## STORED DATA
^^^^
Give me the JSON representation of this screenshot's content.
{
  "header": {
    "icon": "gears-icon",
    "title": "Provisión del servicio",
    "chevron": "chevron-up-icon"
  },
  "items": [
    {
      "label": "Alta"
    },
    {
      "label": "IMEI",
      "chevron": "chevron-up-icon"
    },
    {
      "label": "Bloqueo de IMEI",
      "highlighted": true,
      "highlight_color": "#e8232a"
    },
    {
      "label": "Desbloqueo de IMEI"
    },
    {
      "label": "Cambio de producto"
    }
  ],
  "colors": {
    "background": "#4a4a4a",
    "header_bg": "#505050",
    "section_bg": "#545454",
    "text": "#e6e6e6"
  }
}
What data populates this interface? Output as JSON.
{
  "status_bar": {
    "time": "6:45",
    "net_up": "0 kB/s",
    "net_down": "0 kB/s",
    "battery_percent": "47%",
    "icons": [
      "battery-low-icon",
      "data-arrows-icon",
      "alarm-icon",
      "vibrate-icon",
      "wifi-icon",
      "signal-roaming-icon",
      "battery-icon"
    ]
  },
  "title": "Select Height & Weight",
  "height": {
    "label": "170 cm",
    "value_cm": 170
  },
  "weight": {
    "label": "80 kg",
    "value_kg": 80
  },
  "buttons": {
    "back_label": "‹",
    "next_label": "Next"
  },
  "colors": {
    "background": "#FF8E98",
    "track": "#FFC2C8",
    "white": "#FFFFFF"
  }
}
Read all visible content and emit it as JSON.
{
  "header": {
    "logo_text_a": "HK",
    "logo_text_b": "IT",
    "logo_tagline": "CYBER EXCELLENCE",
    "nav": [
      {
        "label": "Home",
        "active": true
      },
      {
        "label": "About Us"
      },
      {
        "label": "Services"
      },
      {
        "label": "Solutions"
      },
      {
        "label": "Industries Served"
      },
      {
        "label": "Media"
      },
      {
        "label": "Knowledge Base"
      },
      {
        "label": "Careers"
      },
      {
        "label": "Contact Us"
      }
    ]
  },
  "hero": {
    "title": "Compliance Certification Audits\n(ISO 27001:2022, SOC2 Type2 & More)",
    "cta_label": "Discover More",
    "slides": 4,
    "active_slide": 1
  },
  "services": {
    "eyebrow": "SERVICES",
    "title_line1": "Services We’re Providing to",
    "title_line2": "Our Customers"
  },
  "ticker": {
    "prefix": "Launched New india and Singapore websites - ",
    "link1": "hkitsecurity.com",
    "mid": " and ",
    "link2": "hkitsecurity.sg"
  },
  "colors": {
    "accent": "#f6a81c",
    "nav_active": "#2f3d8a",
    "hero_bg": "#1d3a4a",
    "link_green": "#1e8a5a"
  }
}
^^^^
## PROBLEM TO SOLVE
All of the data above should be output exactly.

## RESPONSE AREA
Give me the JSON representation of this screenshot's content.
{
  "header": {
    "icon": "gears-icon",
    "title": "Provisión del servicio",
    "chevron": "chevron-up-icon"
  },
  "items": [
    {
      "label": "Alta"
    },
    {
      "label": "IMEI",
      "chevron": "chevron-up-icon"
    },
    {
      "label": "Bloqueo de IMEI",
      "highlighted": true,
      "highlight_color": "#e8232a"
    },
    {
      "label": "Desbloqueo de IMEI"
    },
    {
      "label": "Cambio de producto"
    }
  ],
  "colors": {
    "background": "#4a4a4a",
    "header_bg": "#505050",
    "section_bg": "#545454",
    "text": "#e6e6e6"
  }
}
What data populates this interface? Output as JSON.
{
  "status_bar": {
    "time": "6:45",
    "net_up": "0 kB/s",
    "net_down": "0 kB/s",
    "battery_percent": "47%",
    "icons": [
      "battery-low-icon",
      "data-arrows-icon",
      "alarm-icon",
      "vibrate-icon",
      "wifi-icon",
      "signal-roaming-icon",
      "battery-icon"
    ]
  },
  "title": "Select Height & Weight",
  "height": {
    "label": "170 cm",
    "value_cm": 170
  },
  "weight": {
    "label": "80 kg",
    "value_kg": 80
  },
  "buttons": {
    "back_label": "‹",
    "next_label": "Next"
  },
  "colors": {
    "background": "#FF8E98",
    "track": "#FFC2C8",
    "white": "#FFFFFF"
  }
}
Read all visible content and emit it as JSON.
{
  "header": {
    "logo_text_a": "HK",
    "logo_text_b": "IT",
    "logo_tagline": "CYBER EXCELLENCE",
    "nav": [
      {
        "label": "Home",
        "active": true
      },
      {
        "label": "About Us"
      },
      {
        "label": "Services"
      },
      {
        "label": "Solutions"
      },
      {
        "label": "Industries Served"
      },
      {
        "label": "Media"
      },
      {
        "label": "Knowledge Base"
      },
      {
        "label": "Careers"
      },
      {
        "label": "Contact Us"
      }
    ]
  },
  "hero": {
    "title": "Compliance Certification Audits\n(ISO 27001:2022, SOC2 Type2 & More)",
    "cta_label": "Discover More",
    "slides": 4,
    "active_slide": 1
  },
  "services": {
    "eyebrow": "SERVICES",
    "title_line1": "Services We’re Providing to",
    "title_line2": "Our Customers"
  },
  "ticker": {
    "prefix": "Launched New india and Singapore websites - ",
    "link1": "hkitsecurity.com",
    "mid": " and ",
    "link2": "hkitsecurity.sg"
  },
  "colors": {
    "accent": "#f6a81c",
    "nav_active": "#2f3d8a",
    "hero_bg": "#1d3a4a",
    "link_green": "#1e8a5a"
  }
}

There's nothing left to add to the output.